DATA SUPPLIED =
· · · ·

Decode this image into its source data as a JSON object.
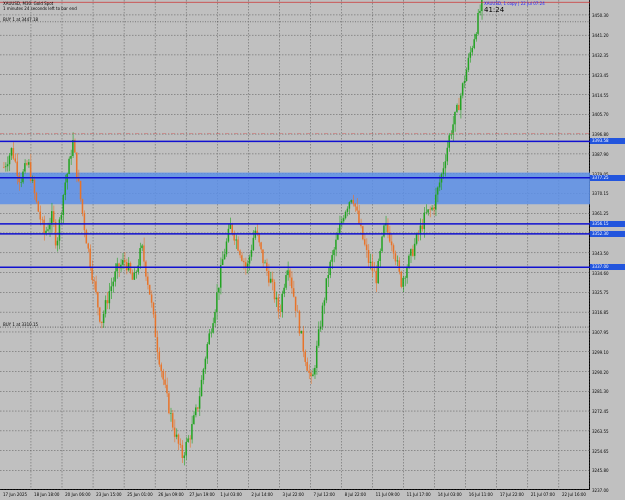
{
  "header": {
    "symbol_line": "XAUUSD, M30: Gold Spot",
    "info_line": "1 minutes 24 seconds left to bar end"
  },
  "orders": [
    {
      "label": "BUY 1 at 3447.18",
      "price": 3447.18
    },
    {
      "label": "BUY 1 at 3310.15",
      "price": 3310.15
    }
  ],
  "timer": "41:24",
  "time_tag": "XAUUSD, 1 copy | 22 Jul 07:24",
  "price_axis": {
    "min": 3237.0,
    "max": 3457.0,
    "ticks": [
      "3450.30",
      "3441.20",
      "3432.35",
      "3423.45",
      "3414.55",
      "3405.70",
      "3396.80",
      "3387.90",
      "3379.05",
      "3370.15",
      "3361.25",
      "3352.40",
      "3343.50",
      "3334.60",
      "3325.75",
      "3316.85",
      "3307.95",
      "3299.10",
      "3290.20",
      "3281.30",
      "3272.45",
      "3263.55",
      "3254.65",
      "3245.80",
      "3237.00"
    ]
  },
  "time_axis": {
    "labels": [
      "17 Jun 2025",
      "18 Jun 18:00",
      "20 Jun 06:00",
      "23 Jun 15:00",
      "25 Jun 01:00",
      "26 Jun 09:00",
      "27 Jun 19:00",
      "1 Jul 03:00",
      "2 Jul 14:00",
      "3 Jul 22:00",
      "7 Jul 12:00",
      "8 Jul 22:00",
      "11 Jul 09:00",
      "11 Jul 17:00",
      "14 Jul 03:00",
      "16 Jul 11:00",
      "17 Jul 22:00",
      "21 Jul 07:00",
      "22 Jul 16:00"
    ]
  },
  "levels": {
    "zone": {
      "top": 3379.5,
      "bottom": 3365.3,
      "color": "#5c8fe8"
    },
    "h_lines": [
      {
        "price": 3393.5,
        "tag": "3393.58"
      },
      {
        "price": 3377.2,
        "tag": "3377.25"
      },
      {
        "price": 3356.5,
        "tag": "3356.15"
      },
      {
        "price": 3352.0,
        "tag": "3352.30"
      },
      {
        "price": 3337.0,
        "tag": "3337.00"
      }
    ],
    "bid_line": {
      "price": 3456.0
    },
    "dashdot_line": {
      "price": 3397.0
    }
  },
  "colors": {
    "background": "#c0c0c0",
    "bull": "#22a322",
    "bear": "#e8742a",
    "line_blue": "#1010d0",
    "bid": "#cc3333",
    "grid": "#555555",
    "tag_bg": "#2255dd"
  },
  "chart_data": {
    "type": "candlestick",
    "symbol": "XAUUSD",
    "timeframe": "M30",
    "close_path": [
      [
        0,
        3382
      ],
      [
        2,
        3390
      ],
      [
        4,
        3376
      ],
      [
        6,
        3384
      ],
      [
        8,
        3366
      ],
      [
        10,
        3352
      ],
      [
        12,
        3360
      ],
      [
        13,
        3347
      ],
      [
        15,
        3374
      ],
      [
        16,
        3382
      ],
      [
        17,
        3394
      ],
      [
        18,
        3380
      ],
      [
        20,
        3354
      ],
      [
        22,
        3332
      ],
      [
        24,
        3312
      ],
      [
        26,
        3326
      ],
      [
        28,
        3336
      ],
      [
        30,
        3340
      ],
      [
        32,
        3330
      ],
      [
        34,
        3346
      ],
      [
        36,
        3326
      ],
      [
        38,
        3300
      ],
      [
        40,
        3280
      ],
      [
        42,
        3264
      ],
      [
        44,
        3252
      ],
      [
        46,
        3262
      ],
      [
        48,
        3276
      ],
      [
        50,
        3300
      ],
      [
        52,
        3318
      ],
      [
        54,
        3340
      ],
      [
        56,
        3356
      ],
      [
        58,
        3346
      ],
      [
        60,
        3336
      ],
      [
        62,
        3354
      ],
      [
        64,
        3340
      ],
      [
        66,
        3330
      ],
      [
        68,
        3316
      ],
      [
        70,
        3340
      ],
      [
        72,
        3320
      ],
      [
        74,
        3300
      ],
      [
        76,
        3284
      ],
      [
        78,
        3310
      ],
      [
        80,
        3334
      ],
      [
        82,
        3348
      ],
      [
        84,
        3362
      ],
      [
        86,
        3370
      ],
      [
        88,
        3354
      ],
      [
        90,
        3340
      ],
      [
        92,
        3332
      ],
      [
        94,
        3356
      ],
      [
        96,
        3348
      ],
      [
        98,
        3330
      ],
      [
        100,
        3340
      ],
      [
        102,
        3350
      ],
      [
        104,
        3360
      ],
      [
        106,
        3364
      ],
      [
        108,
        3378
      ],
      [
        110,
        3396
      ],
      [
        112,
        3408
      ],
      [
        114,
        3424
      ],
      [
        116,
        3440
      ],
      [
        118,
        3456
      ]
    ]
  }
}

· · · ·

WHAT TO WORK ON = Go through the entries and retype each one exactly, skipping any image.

ANSWER FOR THE TASK =
Decode this image into its source data as a JSON object.
{
  "header": {
    "symbol_line": "XAUUSD, M30: Gold Spot",
    "info_line": "1 minutes 24 seconds left to bar end"
  },
  "orders": [
    {
      "label": "BUY 1 at 3447.18",
      "price": 3447.18
    },
    {
      "label": "BUY 1 at 3310.15",
      "price": 3310.15
    }
  ],
  "timer": "41:24",
  "time_tag": "XAUUSD, 1 copy | 22 Jul 07:24",
  "price_axis": {
    "min": 3237.0,
    "max": 3457.0,
    "ticks": [
      "3450.30",
      "3441.20",
      "3432.35",
      "3423.45",
      "3414.55",
      "3405.70",
      "3396.80",
      "3387.90",
      "3379.05",
      "3370.15",
      "3361.25",
      "3352.40",
      "3343.50",
      "3334.60",
      "3325.75",
      "3316.85",
      "3307.95",
      "3299.10",
      "3290.20",
      "3281.30",
      "3272.45",
      "3263.55",
      "3254.65",
      "3245.80",
      "3237.00"
    ]
  },
  "time_axis": {
    "labels": [
      "17 Jun 2025",
      "18 Jun 18:00",
      "20 Jun 06:00",
      "23 Jun 15:00",
      "25 Jun 01:00",
      "26 Jun 09:00",
      "27 Jun 19:00",
      "1 Jul 03:00",
      "2 Jul 14:00",
      "3 Jul 22:00",
      "7 Jul 12:00",
      "8 Jul 22:00",
      "11 Jul 09:00",
      "11 Jul 17:00",
      "14 Jul 03:00",
      "16 Jul 11:00",
      "17 Jul 22:00",
      "21 Jul 07:00",
      "22 Jul 16:00"
    ]
  },
  "levels": {
    "zone": {
      "top": 3379.5,
      "bottom": 3365.3,
      "color": "#5c8fe8"
    },
    "h_lines": [
      {
        "price": 3393.5,
        "tag": "3393.58"
      },
      {
        "price": 3377.2,
        "tag": "3377.25"
      },
      {
        "price": 3356.5,
        "tag": "3356.15"
      },
      {
        "price": 3352.0,
        "tag": "3352.30"
      },
      {
        "price": 3337.0,
        "tag": "3337.00"
      }
    ],
    "bid_line": {
      "price": 3456.0
    },
    "dashdot_line": {
      "price": 3397.0
    }
  },
  "colors": {
    "background": "#c0c0c0",
    "bull": "#22a322",
    "bear": "#e8742a",
    "line_blue": "#1010d0",
    "bid": "#cc3333",
    "grid": "#555555",
    "tag_bg": "#2255dd"
  },
  "chart_data": {
    "type": "candlestick",
    "symbol": "XAUUSD",
    "timeframe": "M30",
    "close_path": [
      [
        0,
        3382
      ],
      [
        2,
        3390
      ],
      [
        4,
        3376
      ],
      [
        6,
        3384
      ],
      [
        8,
        3366
      ],
      [
        10,
        3352
      ],
      [
        12,
        3360
      ],
      [
        13,
        3347
      ],
      [
        15,
        3374
      ],
      [
        16,
        3382
      ],
      [
        17,
        3394
      ],
      [
        18,
        3380
      ],
      [
        20,
        3354
      ],
      [
        22,
        3332
      ],
      [
        24,
        3312
      ],
      [
        26,
        3326
      ],
      [
        28,
        3336
      ],
      [
        30,
        3340
      ],
      [
        32,
        3330
      ],
      [
        34,
        3346
      ],
      [
        36,
        3326
      ],
      [
        38,
        3300
      ],
      [
        40,
        3280
      ],
      [
        42,
        3264
      ],
      [
        44,
        3252
      ],
      [
        46,
        3262
      ],
      [
        48,
        3276
      ],
      [
        50,
        3300
      ],
      [
        52,
        3318
      ],
      [
        54,
        3340
      ],
      [
        56,
        3356
      ],
      [
        58,
        3346
      ],
      [
        60,
        3336
      ],
      [
        62,
        3354
      ],
      [
        64,
        3340
      ],
      [
        66,
        3330
      ],
      [
        68,
        3316
      ],
      [
        70,
        3340
      ],
      [
        72,
        3320
      ],
      [
        74,
        3300
      ],
      [
        76,
        3284
      ],
      [
        78,
        3310
      ],
      [
        80,
        3334
      ],
      [
        82,
        3348
      ],
      [
        84,
        3362
      ],
      [
        86,
        3370
      ],
      [
        88,
        3354
      ],
      [
        90,
        3340
      ],
      [
        92,
        3332
      ],
      [
        94,
        3356
      ],
      [
        96,
        3348
      ],
      [
        98,
        3330
      ],
      [
        100,
        3340
      ],
      [
        102,
        3350
      ],
      [
        104,
        3360
      ],
      [
        106,
        3364
      ],
      [
        108,
        3378
      ],
      [
        110,
        3396
      ],
      [
        112,
        3408
      ],
      [
        114,
        3424
      ],
      [
        116,
        3440
      ],
      [
        118,
        3456
      ]
    ]
  }
}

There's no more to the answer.